= WHAT IS BEING ASKED =
When you copy the material below, keep every line exact and drop the pictures.

= MATERIAL TO PROCESS =
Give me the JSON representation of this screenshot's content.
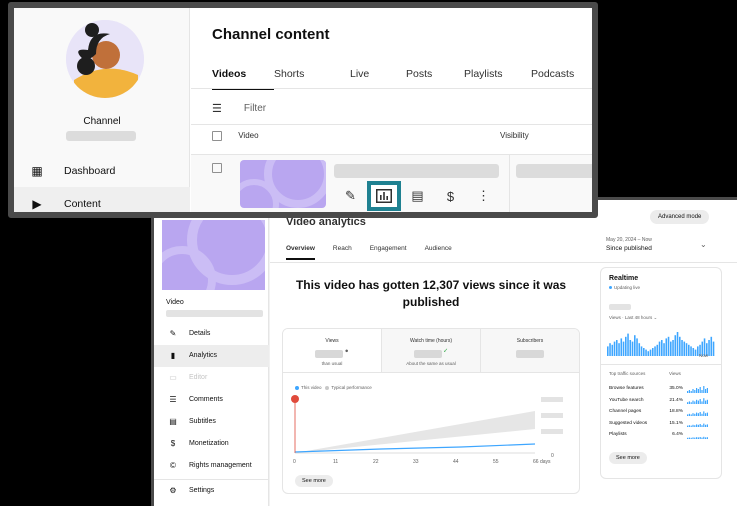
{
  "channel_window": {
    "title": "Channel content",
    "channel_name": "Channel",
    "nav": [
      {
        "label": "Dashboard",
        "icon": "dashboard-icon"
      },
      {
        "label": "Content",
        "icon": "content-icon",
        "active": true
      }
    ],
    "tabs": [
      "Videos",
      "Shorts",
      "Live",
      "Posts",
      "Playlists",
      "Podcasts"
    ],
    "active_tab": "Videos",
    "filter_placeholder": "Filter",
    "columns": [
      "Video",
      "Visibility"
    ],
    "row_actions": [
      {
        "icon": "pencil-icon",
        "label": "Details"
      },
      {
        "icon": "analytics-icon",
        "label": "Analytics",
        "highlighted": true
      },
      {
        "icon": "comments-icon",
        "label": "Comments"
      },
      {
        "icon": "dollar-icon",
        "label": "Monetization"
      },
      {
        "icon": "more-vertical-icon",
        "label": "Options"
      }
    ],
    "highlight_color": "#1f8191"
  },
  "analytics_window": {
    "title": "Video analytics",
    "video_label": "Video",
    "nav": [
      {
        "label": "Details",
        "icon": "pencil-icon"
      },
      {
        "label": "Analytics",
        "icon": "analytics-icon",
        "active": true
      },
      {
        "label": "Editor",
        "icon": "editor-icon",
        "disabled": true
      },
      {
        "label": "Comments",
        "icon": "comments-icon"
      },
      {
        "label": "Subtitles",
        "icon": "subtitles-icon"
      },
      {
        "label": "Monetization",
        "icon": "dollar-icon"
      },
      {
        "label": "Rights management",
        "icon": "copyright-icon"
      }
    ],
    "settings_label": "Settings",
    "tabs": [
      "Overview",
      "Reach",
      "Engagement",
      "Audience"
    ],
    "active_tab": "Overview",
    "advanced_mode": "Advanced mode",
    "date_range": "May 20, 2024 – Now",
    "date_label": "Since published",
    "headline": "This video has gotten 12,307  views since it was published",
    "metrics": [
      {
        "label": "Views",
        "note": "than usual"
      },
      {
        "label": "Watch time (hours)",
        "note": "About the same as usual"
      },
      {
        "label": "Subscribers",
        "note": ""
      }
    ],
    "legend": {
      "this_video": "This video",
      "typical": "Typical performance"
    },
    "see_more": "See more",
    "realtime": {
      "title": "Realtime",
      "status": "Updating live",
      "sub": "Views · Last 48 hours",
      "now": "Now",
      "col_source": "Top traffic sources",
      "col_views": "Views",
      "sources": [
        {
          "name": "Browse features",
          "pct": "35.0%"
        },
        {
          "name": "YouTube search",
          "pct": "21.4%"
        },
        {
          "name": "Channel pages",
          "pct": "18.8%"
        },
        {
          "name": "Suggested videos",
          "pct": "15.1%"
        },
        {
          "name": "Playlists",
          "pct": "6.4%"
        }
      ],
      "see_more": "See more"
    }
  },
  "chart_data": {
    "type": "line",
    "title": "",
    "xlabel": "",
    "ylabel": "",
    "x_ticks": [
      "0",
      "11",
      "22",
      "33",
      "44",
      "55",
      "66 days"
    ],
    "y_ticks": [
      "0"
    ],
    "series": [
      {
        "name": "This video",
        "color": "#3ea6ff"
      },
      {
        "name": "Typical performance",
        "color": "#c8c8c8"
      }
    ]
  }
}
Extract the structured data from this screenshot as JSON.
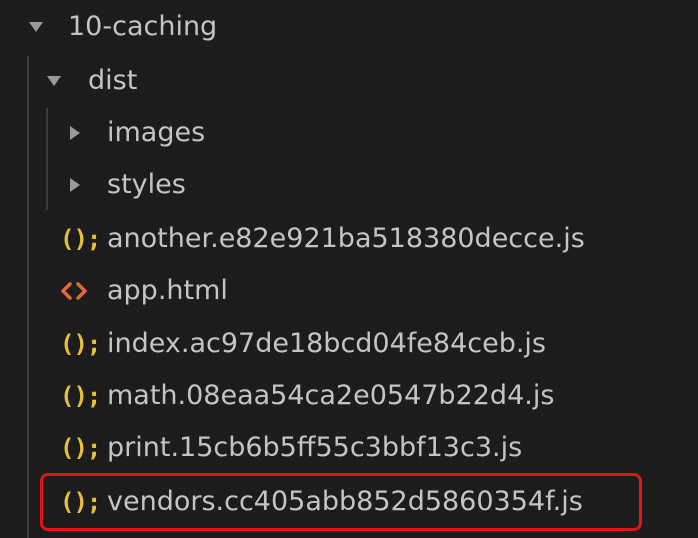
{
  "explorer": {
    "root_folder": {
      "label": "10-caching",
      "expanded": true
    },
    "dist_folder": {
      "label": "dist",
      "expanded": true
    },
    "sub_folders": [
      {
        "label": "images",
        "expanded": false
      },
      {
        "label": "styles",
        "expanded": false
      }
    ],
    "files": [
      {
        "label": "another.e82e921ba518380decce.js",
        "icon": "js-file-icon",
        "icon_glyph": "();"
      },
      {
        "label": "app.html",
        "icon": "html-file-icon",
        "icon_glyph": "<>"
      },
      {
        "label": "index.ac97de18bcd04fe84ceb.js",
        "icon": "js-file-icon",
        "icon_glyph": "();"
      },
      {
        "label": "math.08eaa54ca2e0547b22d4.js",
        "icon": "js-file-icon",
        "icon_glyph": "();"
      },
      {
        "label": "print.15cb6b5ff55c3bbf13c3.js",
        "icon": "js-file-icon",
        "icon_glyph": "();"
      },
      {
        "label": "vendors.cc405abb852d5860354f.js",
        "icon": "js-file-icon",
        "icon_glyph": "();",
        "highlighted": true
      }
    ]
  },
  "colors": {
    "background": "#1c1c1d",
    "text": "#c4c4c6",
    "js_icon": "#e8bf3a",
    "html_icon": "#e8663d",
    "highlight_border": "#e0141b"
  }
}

= YOUR SOLUTION =
Give me the JSON representation of this screenshot's content.
{
  "channel_window": {
    "title": "Channel content",
    "channel_name": "Channel",
    "nav": [
      {
        "label": "Dashboard",
        "icon": "dashboard-icon"
      },
      {
        "label": "Content",
        "icon": "content-icon",
        "active": true
      }
    ],
    "tabs": [
      "Videos",
      "Shorts",
      "Live",
      "Posts",
      "Playlists",
      "Podcasts"
    ],
    "active_tab": "Videos",
    "filter_placeholder": "Filter",
    "columns": [
      "Video",
      "Visibility"
    ],
    "row_actions": [
      {
        "icon": "pencil-icon",
        "label": "Details"
      },
      {
        "icon": "analytics-icon",
        "label": "Analytics",
        "highlighted": true
      },
      {
        "icon": "comments-icon",
        "label": "Comments"
      },
      {
        "icon": "dollar-icon",
        "label": "Monetization"
      },
      {
        "icon": "more-vertical-icon",
        "label": "Options"
      }
    ],
    "highlight_color": "#1f8191"
  },
  "analytics_window": {
    "title": "Video analytics",
    "video_label": "Video",
    "nav": [
      {
        "label": "Details",
        "icon": "pencil-icon"
      },
      {
        "label": "Analytics",
        "icon": "analytics-icon",
        "active": true
      },
      {
        "label": "Editor",
        "icon": "editor-icon",
        "disabled": true
      },
      {
        "label": "Comments",
        "icon": "comments-icon"
      },
      {
        "label": "Subtitles",
        "icon": "subtitles-icon"
      },
      {
        "label": "Monetization",
        "icon": "dollar-icon"
      },
      {
        "label": "Rights management",
        "icon": "copyright-icon"
      }
    ],
    "settings_label": "Settings",
    "tabs": [
      "Overview",
      "Reach",
      "Engagement",
      "Audience"
    ],
    "active_tab": "Overview",
    "advanced_mode": "Advanced mode",
    "date_range": "May 20, 2024 – Now",
    "date_label": "Since published",
    "headline": "This video has gotten 12,307  views since it was published",
    "metrics": [
      {
        "label": "Views",
        "note": "than usual"
      },
      {
        "label": "Watch time (hours)",
        "note": "About the same as usual"
      },
      {
        "label": "Subscribers",
        "note": ""
      }
    ],
    "legend": {
      "this_video": "This video",
      "typical": "Typical performance"
    },
    "see_more": "See more",
    "realtime": {
      "title": "Realtime",
      "status": "Updating live",
      "sub": "Views · Last 48 hours",
      "now": "Now",
      "col_source": "Top traffic sources",
      "col_views": "Views",
      "sources": [
        {
          "name": "Browse features",
          "pct": "35.0%"
        },
        {
          "name": "YouTube search",
          "pct": "21.4%"
        },
        {
          "name": "Channel pages",
          "pct": "18.8%"
        },
        {
          "name": "Suggested videos",
          "pct": "15.1%"
        },
        {
          "name": "Playlists",
          "pct": "6.4%"
        }
      ],
      "see_more": "See more"
    }
  },
  "chart_data": {
    "type": "line",
    "title": "",
    "xlabel": "",
    "ylabel": "",
    "x_ticks": [
      "0",
      "11",
      "22",
      "33",
      "44",
      "55",
      "66 days"
    ],
    "y_ticks": [
      "0"
    ],
    "series": [
      {
        "name": "This video",
        "color": "#3ea6ff"
      },
      {
        "name": "Typical performance",
        "color": "#c8c8c8"
      }
    ]
  }
}
Extract the structured data from this screenshot as JSON.
{
  "explorer": {
    "root_folder": {
      "label": "10-caching",
      "expanded": true
    },
    "dist_folder": {
      "label": "dist",
      "expanded": true
    },
    "sub_folders": [
      {
        "label": "images",
        "expanded": false
      },
      {
        "label": "styles",
        "expanded": false
      }
    ],
    "files": [
      {
        "label": "another.e82e921ba518380decce.js",
        "icon": "js-file-icon",
        "icon_glyph": "();"
      },
      {
        "label": "app.html",
        "icon": "html-file-icon",
        "icon_glyph": "<>"
      },
      {
        "label": "index.ac97de18bcd04fe84ceb.js",
        "icon": "js-file-icon",
        "icon_glyph": "();"
      },
      {
        "label": "math.08eaa54ca2e0547b22d4.js",
        "icon": "js-file-icon",
        "icon_glyph": "();"
      },
      {
        "label": "print.15cb6b5ff55c3bbf13c3.js",
        "icon": "js-file-icon",
        "icon_glyph": "();"
      },
      {
        "label": "vendors.cc405abb852d5860354f.js",
        "icon": "js-file-icon",
        "icon_glyph": "();",
        "highlighted": true
      }
    ]
  },
  "colors": {
    "background": "#1c1c1d",
    "text": "#c4c4c6",
    "js_icon": "#e8bf3a",
    "html_icon": "#e8663d",
    "highlight_border": "#e0141b"
  }
}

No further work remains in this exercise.